Quote the records below in full, exactly as given, with the images taken out.

####

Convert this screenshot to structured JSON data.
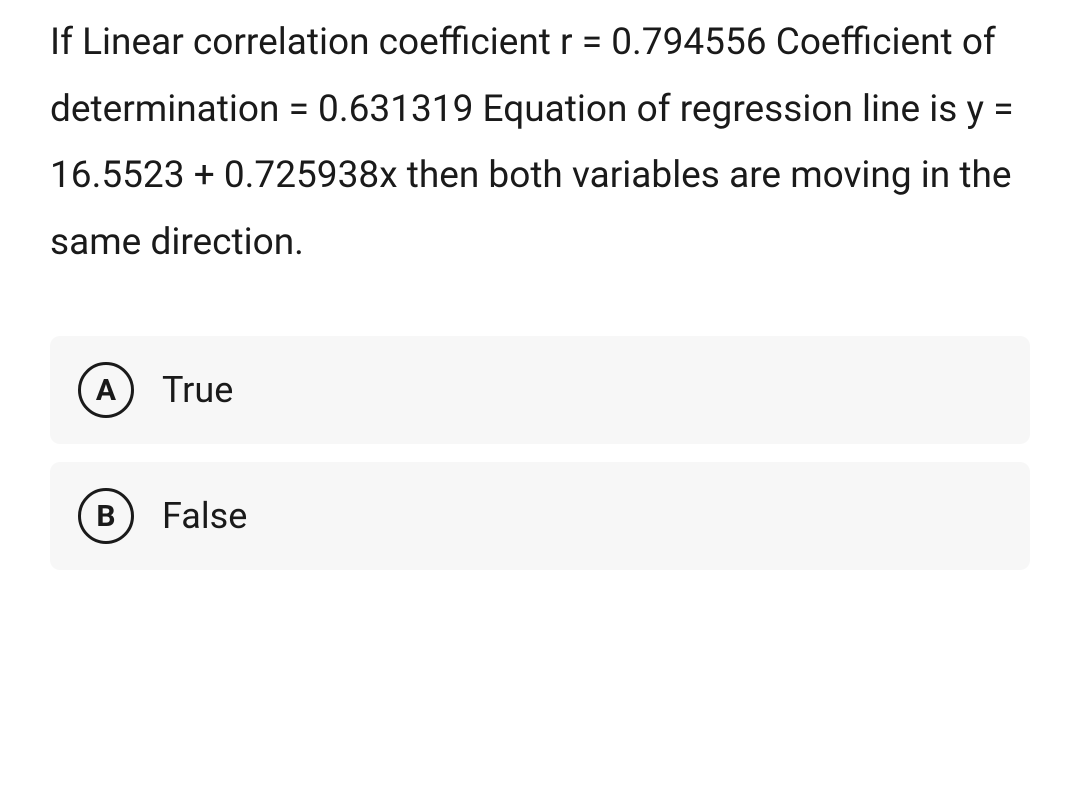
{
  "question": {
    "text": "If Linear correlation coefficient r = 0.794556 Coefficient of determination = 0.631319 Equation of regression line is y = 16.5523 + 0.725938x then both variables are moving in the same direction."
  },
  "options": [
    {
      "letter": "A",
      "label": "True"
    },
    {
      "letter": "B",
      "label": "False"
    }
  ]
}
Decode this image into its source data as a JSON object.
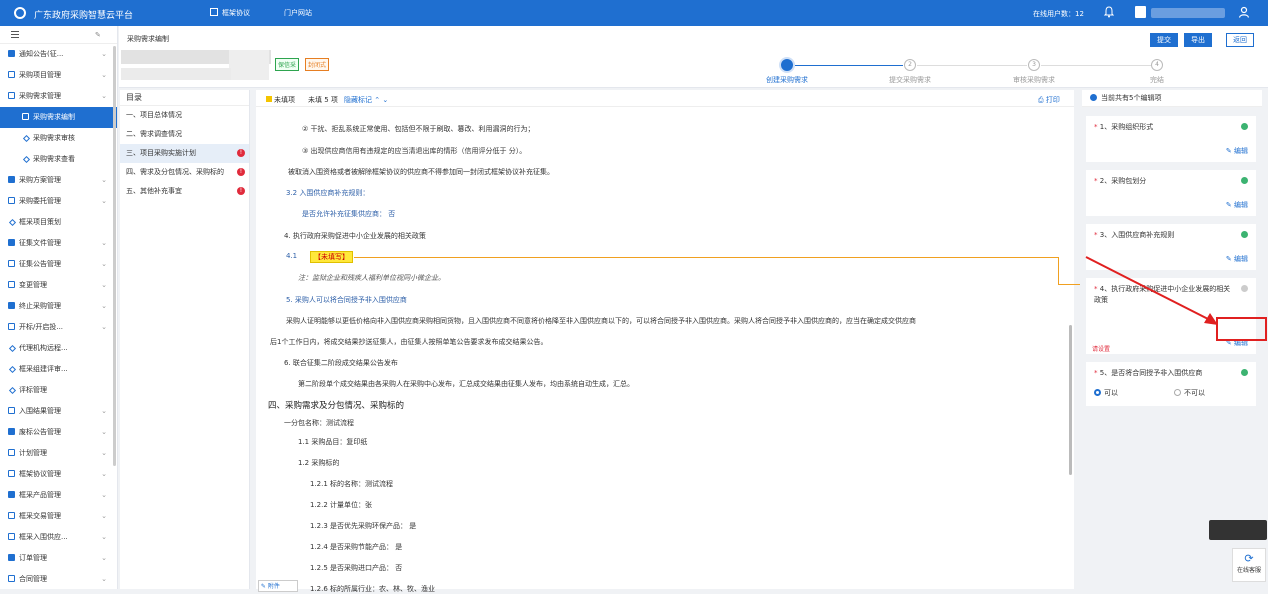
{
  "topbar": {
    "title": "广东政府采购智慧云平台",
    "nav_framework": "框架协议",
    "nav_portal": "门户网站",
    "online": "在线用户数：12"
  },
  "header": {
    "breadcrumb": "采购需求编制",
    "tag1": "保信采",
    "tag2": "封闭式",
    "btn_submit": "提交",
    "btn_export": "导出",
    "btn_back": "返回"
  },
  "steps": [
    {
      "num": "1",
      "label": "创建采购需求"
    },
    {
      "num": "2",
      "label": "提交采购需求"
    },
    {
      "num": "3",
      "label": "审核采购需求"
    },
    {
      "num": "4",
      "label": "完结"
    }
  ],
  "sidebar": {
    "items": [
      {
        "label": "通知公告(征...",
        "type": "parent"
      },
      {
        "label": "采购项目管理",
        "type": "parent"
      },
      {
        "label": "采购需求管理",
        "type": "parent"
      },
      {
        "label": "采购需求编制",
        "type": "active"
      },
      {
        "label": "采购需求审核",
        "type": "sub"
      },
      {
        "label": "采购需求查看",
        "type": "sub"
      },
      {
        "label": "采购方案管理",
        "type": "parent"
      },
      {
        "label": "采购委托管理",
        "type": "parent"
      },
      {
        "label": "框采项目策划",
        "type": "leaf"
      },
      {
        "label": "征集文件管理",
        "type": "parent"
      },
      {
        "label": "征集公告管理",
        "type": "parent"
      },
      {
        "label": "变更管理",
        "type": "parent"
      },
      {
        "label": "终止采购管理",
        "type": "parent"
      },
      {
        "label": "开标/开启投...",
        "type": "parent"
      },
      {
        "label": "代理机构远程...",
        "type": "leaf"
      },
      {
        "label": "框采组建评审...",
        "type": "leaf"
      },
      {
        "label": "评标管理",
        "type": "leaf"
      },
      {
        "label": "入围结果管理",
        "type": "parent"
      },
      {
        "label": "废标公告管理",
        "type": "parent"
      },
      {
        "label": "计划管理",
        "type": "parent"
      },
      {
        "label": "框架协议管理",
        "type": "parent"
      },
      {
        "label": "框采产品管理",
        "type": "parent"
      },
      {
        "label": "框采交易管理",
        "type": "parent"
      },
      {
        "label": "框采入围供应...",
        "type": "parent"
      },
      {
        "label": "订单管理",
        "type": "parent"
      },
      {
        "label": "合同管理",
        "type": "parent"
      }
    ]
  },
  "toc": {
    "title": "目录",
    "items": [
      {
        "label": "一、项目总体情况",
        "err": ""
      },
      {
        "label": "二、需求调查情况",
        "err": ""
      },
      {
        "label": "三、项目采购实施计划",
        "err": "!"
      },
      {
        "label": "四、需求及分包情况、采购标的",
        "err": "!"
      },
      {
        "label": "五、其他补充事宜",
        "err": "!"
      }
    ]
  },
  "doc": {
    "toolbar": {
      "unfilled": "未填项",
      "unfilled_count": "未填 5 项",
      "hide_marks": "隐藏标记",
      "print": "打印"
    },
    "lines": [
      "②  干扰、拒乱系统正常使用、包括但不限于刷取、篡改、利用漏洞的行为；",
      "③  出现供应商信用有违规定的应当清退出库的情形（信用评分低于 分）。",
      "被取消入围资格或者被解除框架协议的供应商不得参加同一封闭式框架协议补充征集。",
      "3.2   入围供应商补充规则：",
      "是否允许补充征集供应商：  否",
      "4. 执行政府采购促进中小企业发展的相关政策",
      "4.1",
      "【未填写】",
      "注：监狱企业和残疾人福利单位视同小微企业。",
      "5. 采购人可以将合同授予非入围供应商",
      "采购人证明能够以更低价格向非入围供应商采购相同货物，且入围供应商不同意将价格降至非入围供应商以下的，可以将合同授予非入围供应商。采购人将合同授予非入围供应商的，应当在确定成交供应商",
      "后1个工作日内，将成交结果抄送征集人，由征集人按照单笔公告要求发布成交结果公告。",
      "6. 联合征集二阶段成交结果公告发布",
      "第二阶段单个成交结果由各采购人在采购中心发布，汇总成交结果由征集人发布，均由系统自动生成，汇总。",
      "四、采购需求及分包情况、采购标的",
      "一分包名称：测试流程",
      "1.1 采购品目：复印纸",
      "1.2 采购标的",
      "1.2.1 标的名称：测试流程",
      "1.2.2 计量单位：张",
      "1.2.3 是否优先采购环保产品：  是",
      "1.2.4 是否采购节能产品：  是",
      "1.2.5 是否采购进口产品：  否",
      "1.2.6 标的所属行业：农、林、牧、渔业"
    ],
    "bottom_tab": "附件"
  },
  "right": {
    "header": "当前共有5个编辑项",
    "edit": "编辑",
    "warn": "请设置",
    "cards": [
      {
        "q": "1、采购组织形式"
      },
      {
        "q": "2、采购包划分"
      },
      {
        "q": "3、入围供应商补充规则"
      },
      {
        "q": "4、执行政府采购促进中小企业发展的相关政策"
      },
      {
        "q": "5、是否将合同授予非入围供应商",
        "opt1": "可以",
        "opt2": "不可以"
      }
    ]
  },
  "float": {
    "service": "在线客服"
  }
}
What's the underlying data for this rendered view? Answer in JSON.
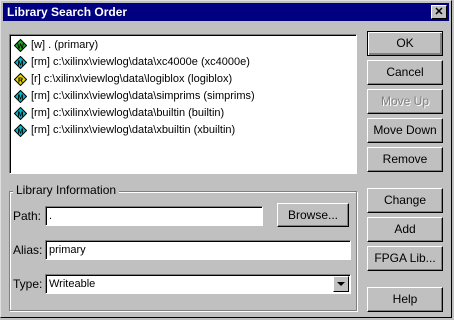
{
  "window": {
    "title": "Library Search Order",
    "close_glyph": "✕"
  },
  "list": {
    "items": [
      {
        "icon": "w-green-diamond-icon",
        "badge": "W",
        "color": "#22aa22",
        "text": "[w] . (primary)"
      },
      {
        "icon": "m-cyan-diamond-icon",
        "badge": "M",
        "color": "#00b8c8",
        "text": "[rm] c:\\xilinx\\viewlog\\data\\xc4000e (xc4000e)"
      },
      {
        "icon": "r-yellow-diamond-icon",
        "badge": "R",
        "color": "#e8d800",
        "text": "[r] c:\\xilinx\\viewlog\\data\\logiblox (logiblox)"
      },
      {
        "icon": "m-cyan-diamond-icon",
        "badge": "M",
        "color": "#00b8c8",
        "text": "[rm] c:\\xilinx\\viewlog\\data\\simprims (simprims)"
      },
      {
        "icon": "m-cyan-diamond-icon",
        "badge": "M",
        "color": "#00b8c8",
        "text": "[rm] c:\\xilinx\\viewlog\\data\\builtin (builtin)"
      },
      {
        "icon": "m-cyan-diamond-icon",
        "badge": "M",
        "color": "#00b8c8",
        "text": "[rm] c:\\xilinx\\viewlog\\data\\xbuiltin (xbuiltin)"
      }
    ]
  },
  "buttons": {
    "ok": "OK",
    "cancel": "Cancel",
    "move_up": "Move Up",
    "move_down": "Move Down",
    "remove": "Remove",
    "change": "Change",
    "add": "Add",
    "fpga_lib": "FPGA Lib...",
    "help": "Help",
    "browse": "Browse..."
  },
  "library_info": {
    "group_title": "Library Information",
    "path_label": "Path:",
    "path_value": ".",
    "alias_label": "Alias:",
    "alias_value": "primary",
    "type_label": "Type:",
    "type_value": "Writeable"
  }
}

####

Solution to the exercise:
Convert this screenshot to structured JSON data.
{
  "question": {
    "text": "If Linear correlation coefficient r = 0.794556 Coefficient of determination = 0.631319 Equation of regression line is y = 16.5523 + 0.725938x then both variables are moving in the same direction."
  },
  "options": [
    {
      "letter": "A",
      "label": "True"
    },
    {
      "letter": "B",
      "label": "False"
    }
  ]
}
Decode this image into its source data as a JSON object.
{
  "topbar": {
    "title": "广东政府采购智慧云平台",
    "nav_framework": "框架协议",
    "nav_portal": "门户网站",
    "online": "在线用户数：12"
  },
  "header": {
    "breadcrumb": "采购需求编制",
    "tag1": "保信采",
    "tag2": "封闭式",
    "btn_submit": "提交",
    "btn_export": "导出",
    "btn_back": "返回"
  },
  "steps": [
    {
      "num": "1",
      "label": "创建采购需求"
    },
    {
      "num": "2",
      "label": "提交采购需求"
    },
    {
      "num": "3",
      "label": "审核采购需求"
    },
    {
      "num": "4",
      "label": "完结"
    }
  ],
  "sidebar": {
    "items": [
      {
        "label": "通知公告(征...",
        "type": "parent"
      },
      {
        "label": "采购项目管理",
        "type": "parent"
      },
      {
        "label": "采购需求管理",
        "type": "parent"
      },
      {
        "label": "采购需求编制",
        "type": "active"
      },
      {
        "label": "采购需求审核",
        "type": "sub"
      },
      {
        "label": "采购需求查看",
        "type": "sub"
      },
      {
        "label": "采购方案管理",
        "type": "parent"
      },
      {
        "label": "采购委托管理",
        "type": "parent"
      },
      {
        "label": "框采项目策划",
        "type": "leaf"
      },
      {
        "label": "征集文件管理",
        "type": "parent"
      },
      {
        "label": "征集公告管理",
        "type": "parent"
      },
      {
        "label": "变更管理",
        "type": "parent"
      },
      {
        "label": "终止采购管理",
        "type": "parent"
      },
      {
        "label": "开标/开启投...",
        "type": "parent"
      },
      {
        "label": "代理机构远程...",
        "type": "leaf"
      },
      {
        "label": "框采组建评审...",
        "type": "leaf"
      },
      {
        "label": "评标管理",
        "type": "leaf"
      },
      {
        "label": "入围结果管理",
        "type": "parent"
      },
      {
        "label": "废标公告管理",
        "type": "parent"
      },
      {
        "label": "计划管理",
        "type": "parent"
      },
      {
        "label": "框架协议管理",
        "type": "parent"
      },
      {
        "label": "框采产品管理",
        "type": "parent"
      },
      {
        "label": "框采交易管理",
        "type": "parent"
      },
      {
        "label": "框采入围供应...",
        "type": "parent"
      },
      {
        "label": "订单管理",
        "type": "parent"
      },
      {
        "label": "合同管理",
        "type": "parent"
      }
    ]
  },
  "toc": {
    "title": "目录",
    "items": [
      {
        "label": "一、项目总体情况",
        "err": ""
      },
      {
        "label": "二、需求调查情况",
        "err": ""
      },
      {
        "label": "三、项目采购实施计划",
        "err": "!"
      },
      {
        "label": "四、需求及分包情况、采购标的",
        "err": "!"
      },
      {
        "label": "五、其他补充事宜",
        "err": "!"
      }
    ]
  },
  "doc": {
    "toolbar": {
      "unfilled": "未填项",
      "unfilled_count": "未填 5 项",
      "hide_marks": "隐藏标记",
      "print": "打印"
    },
    "lines": [
      "②  干扰、拒乱系统正常使用、包括但不限于刷取、篡改、利用漏洞的行为；",
      "③  出现供应商信用有违规定的应当清退出库的情形（信用评分低于 分）。",
      "被取消入围资格或者被解除框架协议的供应商不得参加同一封闭式框架协议补充征集。",
      "3.2   入围供应商补充规则：",
      "是否允许补充征集供应商：  否",
      "4. 执行政府采购促进中小企业发展的相关政策",
      "4.1",
      "【未填写】",
      "注：监狱企业和残疾人福利单位视同小微企业。",
      "5. 采购人可以将合同授予非入围供应商",
      "采购人证明能够以更低价格向非入围供应商采购相同货物，且入围供应商不同意将价格降至非入围供应商以下的，可以将合同授予非入围供应商。采购人将合同授予非入围供应商的，应当在确定成交供应商",
      "后1个工作日内，将成交结果抄送征集人，由征集人按照单笔公告要求发布成交结果公告。",
      "6. 联合征集二阶段成交结果公告发布",
      "第二阶段单个成交结果由各采购人在采购中心发布，汇总成交结果由征集人发布，均由系统自动生成，汇总。",
      "四、采购需求及分包情况、采购标的",
      "一分包名称：测试流程",
      "1.1 采购品目：复印纸",
      "1.2 采购标的",
      "1.2.1 标的名称：测试流程",
      "1.2.2 计量单位：张",
      "1.2.3 是否优先采购环保产品：  是",
      "1.2.4 是否采购节能产品：  是",
      "1.2.5 是否采购进口产品：  否",
      "1.2.6 标的所属行业：农、林、牧、渔业"
    ],
    "bottom_tab": "附件"
  },
  "right": {
    "header": "当前共有5个编辑项",
    "edit": "编辑",
    "warn": "请设置",
    "cards": [
      {
        "q": "1、采购组织形式"
      },
      {
        "q": "2、采购包划分"
      },
      {
        "q": "3、入围供应商补充规则"
      },
      {
        "q": "4、执行政府采购促进中小企业发展的相关政策"
      },
      {
        "q": "5、是否将合同授予非入围供应商",
        "opt1": "可以",
        "opt2": "不可以"
      }
    ]
  },
  "float": {
    "service": "在线客服"
  }
}
What's the underlying data for this rendered view? Answer in JSON.
{
  "window": {
    "title": "Library Search Order",
    "close_glyph": "✕"
  },
  "list": {
    "items": [
      {
        "icon": "w-green-diamond-icon",
        "badge": "W",
        "color": "#22aa22",
        "text": "[w] . (primary)"
      },
      {
        "icon": "m-cyan-diamond-icon",
        "badge": "M",
        "color": "#00b8c8",
        "text": "[rm] c:\\xilinx\\viewlog\\data\\xc4000e (xc4000e)"
      },
      {
        "icon": "r-yellow-diamond-icon",
        "badge": "R",
        "color": "#e8d800",
        "text": "[r] c:\\xilinx\\viewlog\\data\\logiblox (logiblox)"
      },
      {
        "icon": "m-cyan-diamond-icon",
        "badge": "M",
        "color": "#00b8c8",
        "text": "[rm] c:\\xilinx\\viewlog\\data\\simprims (simprims)"
      },
      {
        "icon": "m-cyan-diamond-icon",
        "badge": "M",
        "color": "#00b8c8",
        "text": "[rm] c:\\xilinx\\viewlog\\data\\builtin (builtin)"
      },
      {
        "icon": "m-cyan-diamond-icon",
        "badge": "M",
        "color": "#00b8c8",
        "text": "[rm] c:\\xilinx\\viewlog\\data\\xbuiltin (xbuiltin)"
      }
    ]
  },
  "buttons": {
    "ok": "OK",
    "cancel": "Cancel",
    "move_up": "Move Up",
    "move_down": "Move Down",
    "remove": "Remove",
    "change": "Change",
    "add": "Add",
    "fpga_lib": "FPGA Lib...",
    "help": "Help",
    "browse": "Browse..."
  },
  "library_info": {
    "group_title": "Library Information",
    "path_label": "Path:",
    "path_value": ".",
    "alias_label": "Alias:",
    "alias_value": "primary",
    "type_label": "Type:",
    "type_value": "Writeable"
  }
}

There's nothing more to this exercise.